* WHAT TO DO
Though the entries contain pictures, the copy you make should hold only the rest, exactly as written.

* GIVEN RECORDS

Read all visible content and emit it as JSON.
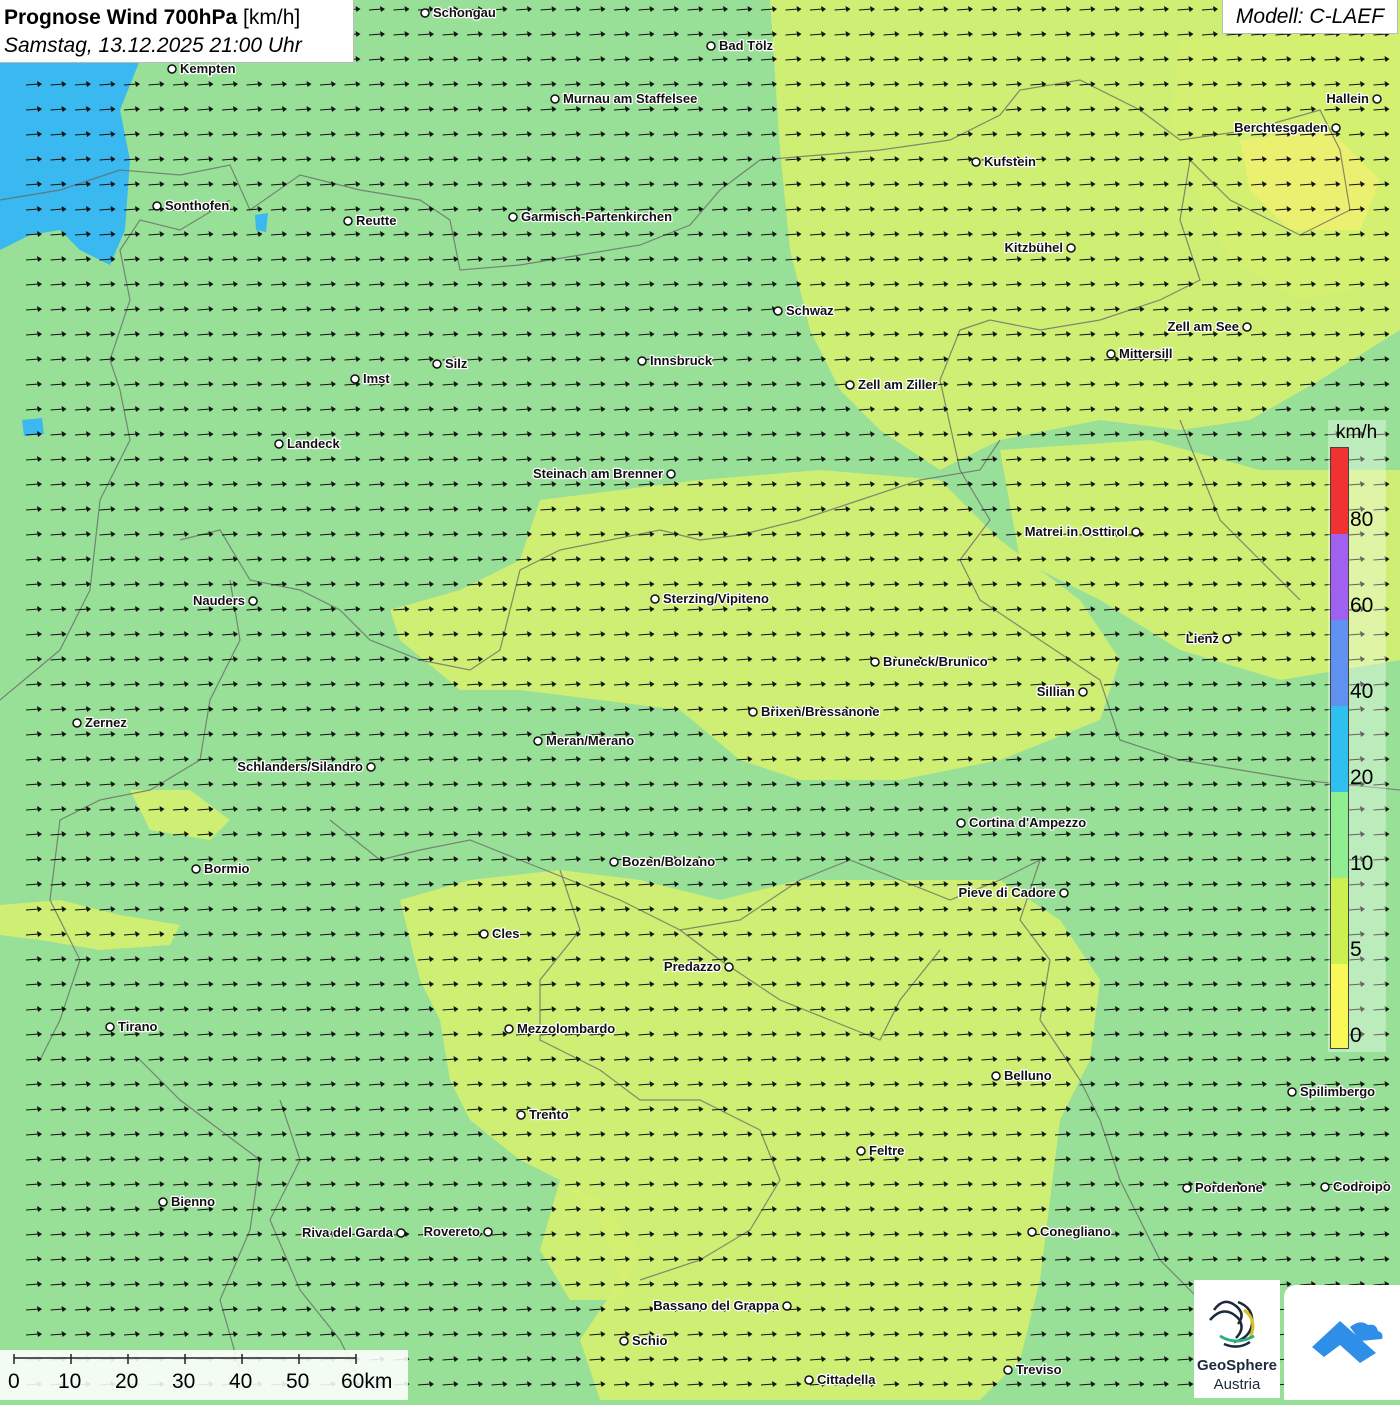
{
  "title": {
    "bold": "Prognose Wind 700hPa",
    "unit": "[km/h]",
    "datetime": "Samstag, 13.12.2025 21:00 Uhr"
  },
  "model": "Modell: C-LAEF",
  "legend": {
    "unit": "km/h",
    "ticks": [
      "80",
      "60",
      "40",
      "20",
      "10",
      "5",
      "0"
    ],
    "colors": [
      "#f03232",
      "#a060f0",
      "#6090f0",
      "#30c0f0",
      "#90ee90",
      "#ccf050",
      "#f8f858"
    ]
  },
  "scalebar": {
    "labels": [
      "0",
      "10",
      "20",
      "30",
      "40",
      "50",
      "60km"
    ]
  },
  "logo": {
    "line1": "GeoSphere",
    "line2": "Austria"
  },
  "map_colors": {
    "base": "#98e098",
    "calm": "#d4f070",
    "calm_strong": "#eef070",
    "water": "#3ab8f0",
    "border": "#666666"
  },
  "wind_arrow": {
    "direction": "east",
    "color": "#111111"
  },
  "cities": [
    {
      "name": "Schongau"
    },
    {
      "name": "Bad Tölz"
    },
    {
      "name": "Kempten"
    },
    {
      "name": "Murnau am Staffelsee"
    },
    {
      "name": "Hallein"
    },
    {
      "name": "Berchtesgaden"
    },
    {
      "name": "Kufstein"
    },
    {
      "name": "Sonthofen"
    },
    {
      "name": "Reutte"
    },
    {
      "name": "Garmisch-Partenkirchen"
    },
    {
      "name": "Kitzbühel"
    },
    {
      "name": "Schwaz"
    },
    {
      "name": "Zell am See"
    },
    {
      "name": "Mittersill"
    },
    {
      "name": "Silz"
    },
    {
      "name": "Innsbruck"
    },
    {
      "name": "Imst"
    },
    {
      "name": "Zell am Ziller"
    },
    {
      "name": "Landeck"
    },
    {
      "name": "Steinach am Brenner"
    },
    {
      "name": "Matrei in Osttirol"
    },
    {
      "name": "Nauders"
    },
    {
      "name": "Sterzing/Vipiteno"
    },
    {
      "name": "Lienz"
    },
    {
      "name": "Bruneck/Brunico"
    },
    {
      "name": "Sillian"
    },
    {
      "name": "Brixen/Bressanone"
    },
    {
      "name": "Zernez"
    },
    {
      "name": "Meran/Merano"
    },
    {
      "name": "Schlanders/Silandro"
    },
    {
      "name": "Cortina d'Ampezzo"
    },
    {
      "name": "Bozen/Bolzano"
    },
    {
      "name": "Bormio"
    },
    {
      "name": "Pieve di Cadore"
    },
    {
      "name": "Cles"
    },
    {
      "name": "Predazzo"
    },
    {
      "name": "Tirano"
    },
    {
      "name": "Mezzolombardo"
    },
    {
      "name": "Belluno"
    },
    {
      "name": "Spilimbergo"
    },
    {
      "name": "Trento"
    },
    {
      "name": "Feltre"
    },
    {
      "name": "Pordenone"
    },
    {
      "name": "Codroipo"
    },
    {
      "name": "Bienno"
    },
    {
      "name": "Riva del Garda"
    },
    {
      "name": "Rovereto"
    },
    {
      "name": "Conegliano"
    },
    {
      "name": "Bassano del Grappa"
    },
    {
      "name": "Schio"
    },
    {
      "name": "Treviso"
    },
    {
      "name": "Cittadella"
    }
  ]
}
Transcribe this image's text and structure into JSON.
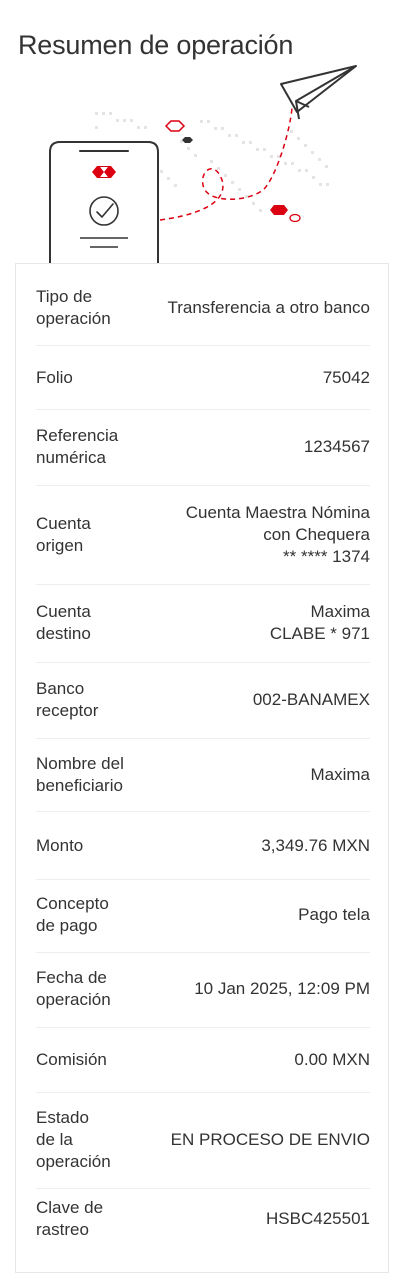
{
  "title": "Resumen de operación",
  "colors": {
    "brand_red": "#db0011",
    "text": "#333333",
    "divider": "#eeeeee"
  },
  "rows": [
    {
      "label_lines": [
        "Tipo de",
        "operación"
      ],
      "value_lines": [
        "Transferencia a otro banco"
      ]
    },
    {
      "label_lines": [
        "Folio"
      ],
      "value_lines": [
        "75042"
      ]
    },
    {
      "label_lines": [
        "Referencia",
        "numérica"
      ],
      "value_lines": [
        "1234567"
      ]
    },
    {
      "label_lines": [
        "Cuenta",
        "origen"
      ],
      "value_lines": [
        "Cuenta Maestra Nómina",
        "con Chequera",
        "** **** 1374"
      ]
    },
    {
      "label_lines": [
        "Cuenta",
        "destino"
      ],
      "value_lines": [
        "Maxima",
        "CLABE * 971"
      ]
    },
    {
      "label_lines": [
        "Banco",
        "receptor"
      ],
      "value_lines": [
        "002-BANAMEX"
      ]
    },
    {
      "label_lines": [
        "Nombre del",
        "beneficiario"
      ],
      "value_lines": [
        "Maxima"
      ]
    },
    {
      "label_lines": [
        "Monto"
      ],
      "value_lines": [
        "3,349.76 MXN"
      ]
    },
    {
      "label_lines": [
        "Concepto",
        "de pago"
      ],
      "value_lines": [
        "Pago tela"
      ]
    },
    {
      "label_lines": [
        "Fecha de",
        "operación"
      ],
      "value_lines": [
        "10 Jan 2025, 12:09 PM"
      ]
    },
    {
      "label_lines": [
        "Comisión"
      ],
      "value_lines": [
        "0.00 MXN"
      ]
    },
    {
      "label_lines": [
        "Estado",
        "de la",
        "operación"
      ],
      "value_lines": [
        "EN PROCESO DE ENVIO"
      ]
    },
    {
      "label_lines": [
        "Clave de",
        "rastreo"
      ],
      "value_lines": [
        "HSBC425501"
      ]
    }
  ]
}
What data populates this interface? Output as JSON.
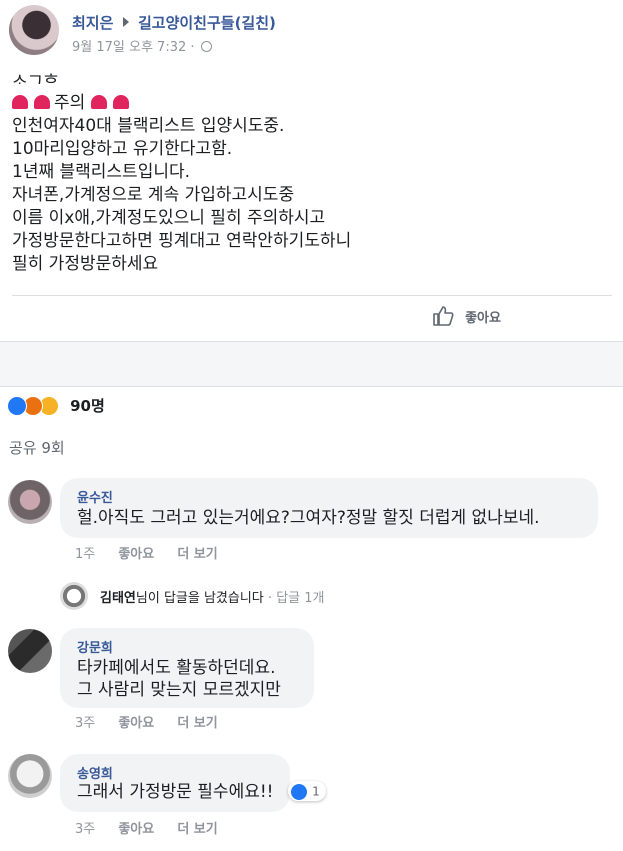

* EXERCISE SOLUTION
Read all visible content and emit it as JSON.
{
  "title": {
    "bold": "Prognose Wind 700hPa",
    "unit": "[km/h]",
    "datetime": "Samstag, 13.12.2025 21:00 Uhr"
  },
  "model": "Modell: C-LAEF",
  "legend": {
    "unit": "km/h",
    "ticks": [
      "80",
      "60",
      "40",
      "20",
      "10",
      "5",
      "0"
    ],
    "colors": [
      "#f03232",
      "#a060f0",
      "#6090f0",
      "#30c0f0",
      "#90ee90",
      "#ccf050",
      "#f8f858"
    ]
  },
  "scalebar": {
    "labels": [
      "0",
      "10",
      "20",
      "30",
      "40",
      "50",
      "60km"
    ]
  },
  "logo": {
    "line1": "GeoSphere",
    "line2": "Austria"
  },
  "map_colors": {
    "base": "#98e098",
    "calm": "#d4f070",
    "calm_strong": "#eef070",
    "water": "#3ab8f0",
    "border": "#666666"
  },
  "wind_arrow": {
    "direction": "east",
    "color": "#111111"
  },
  "cities": [
    {
      "name": "Schongau"
    },
    {
      "name": "Bad Tölz"
    },
    {
      "name": "Kempten"
    },
    {
      "name": "Murnau am Staffelsee"
    },
    {
      "name": "Hallein"
    },
    {
      "name": "Berchtesgaden"
    },
    {
      "name": "Kufstein"
    },
    {
      "name": "Sonthofen"
    },
    {
      "name": "Reutte"
    },
    {
      "name": "Garmisch-Partenkirchen"
    },
    {
      "name": "Kitzbühel"
    },
    {
      "name": "Schwaz"
    },
    {
      "name": "Zell am See"
    },
    {
      "name": "Mittersill"
    },
    {
      "name": "Silz"
    },
    {
      "name": "Innsbruck"
    },
    {
      "name": "Imst"
    },
    {
      "name": "Zell am Ziller"
    },
    {
      "name": "Landeck"
    },
    {
      "name": "Steinach am Brenner"
    },
    {
      "name": "Matrei in Osttirol"
    },
    {
      "name": "Nauders"
    },
    {
      "name": "Sterzing/Vipiteno"
    },
    {
      "name": "Lienz"
    },
    {
      "name": "Bruneck/Brunico"
    },
    {
      "name": "Sillian"
    },
    {
      "name": "Brixen/Bressanone"
    },
    {
      "name": "Zernez"
    },
    {
      "name": "Meran/Merano"
    },
    {
      "name": "Schlanders/Silandro"
    },
    {
      "name": "Cortina d'Ampezzo"
    },
    {
      "name": "Bozen/Bolzano"
    },
    {
      "name": "Bormio"
    },
    {
      "name": "Pieve di Cadore"
    },
    {
      "name": "Cles"
    },
    {
      "name": "Predazzo"
    },
    {
      "name": "Tirano"
    },
    {
      "name": "Mezzolombardo"
    },
    {
      "name": "Belluno"
    },
    {
      "name": "Spilimbergo"
    },
    {
      "name": "Trento"
    },
    {
      "name": "Feltre"
    },
    {
      "name": "Pordenone"
    },
    {
      "name": "Codroipo"
    },
    {
      "name": "Bienno"
    },
    {
      "name": "Riva del Garda"
    },
    {
      "name": "Rovereto"
    },
    {
      "name": "Conegliano"
    },
    {
      "name": "Bassano del Grappa"
    },
    {
      "name": "Schio"
    },
    {
      "name": "Treviso"
    },
    {
      "name": "Cittadella"
    }
  ]
}
Transcribe this image's text and structure into JSON.
{
  "title": "Resumen de operación",
  "colors": {
    "brand_red": "#db0011",
    "text": "#333333",
    "divider": "#eeeeee"
  },
  "rows": [
    {
      "label_lines": [
        "Tipo de",
        "operación"
      ],
      "value_lines": [
        "Transferencia a otro banco"
      ]
    },
    {
      "label_lines": [
        "Folio"
      ],
      "value_lines": [
        "75042"
      ]
    },
    {
      "label_lines": [
        "Referencia",
        "numérica"
      ],
      "value_lines": [
        "1234567"
      ]
    },
    {
      "label_lines": [
        "Cuenta",
        "origen"
      ],
      "value_lines": [
        "Cuenta Maestra Nómina",
        "con Chequera",
        "** **** 1374"
      ]
    },
    {
      "label_lines": [
        "Cuenta",
        "destino"
      ],
      "value_lines": [
        "Maxima",
        "CLABE * 971"
      ]
    },
    {
      "label_lines": [
        "Banco",
        "receptor"
      ],
      "value_lines": [
        "002-BANAMEX"
      ]
    },
    {
      "label_lines": [
        "Nombre del",
        "beneficiario"
      ],
      "value_lines": [
        "Maxima"
      ]
    },
    {
      "label_lines": [
        "Monto"
      ],
      "value_lines": [
        "3,349.76 MXN"
      ]
    },
    {
      "label_lines": [
        "Concepto",
        "de pago"
      ],
      "value_lines": [
        "Pago tela"
      ]
    },
    {
      "label_lines": [
        "Fecha de",
        "operación"
      ],
      "value_lines": [
        "10 Jan 2025, 12:09 PM"
      ]
    },
    {
      "label_lines": [
        "Comisión"
      ],
      "value_lines": [
        "0.00 MXN"
      ]
    },
    {
      "label_lines": [
        "Estado",
        "de la",
        "operación"
      ],
      "value_lines": [
        "EN PROCESO DE ENVIO"
      ]
    },
    {
      "label_lines": [
        "Clave de",
        "rastreo"
      ],
      "value_lines": [
        "HSBC425501"
      ]
    }
  ]
}
What data populates this interface? Output as JSON.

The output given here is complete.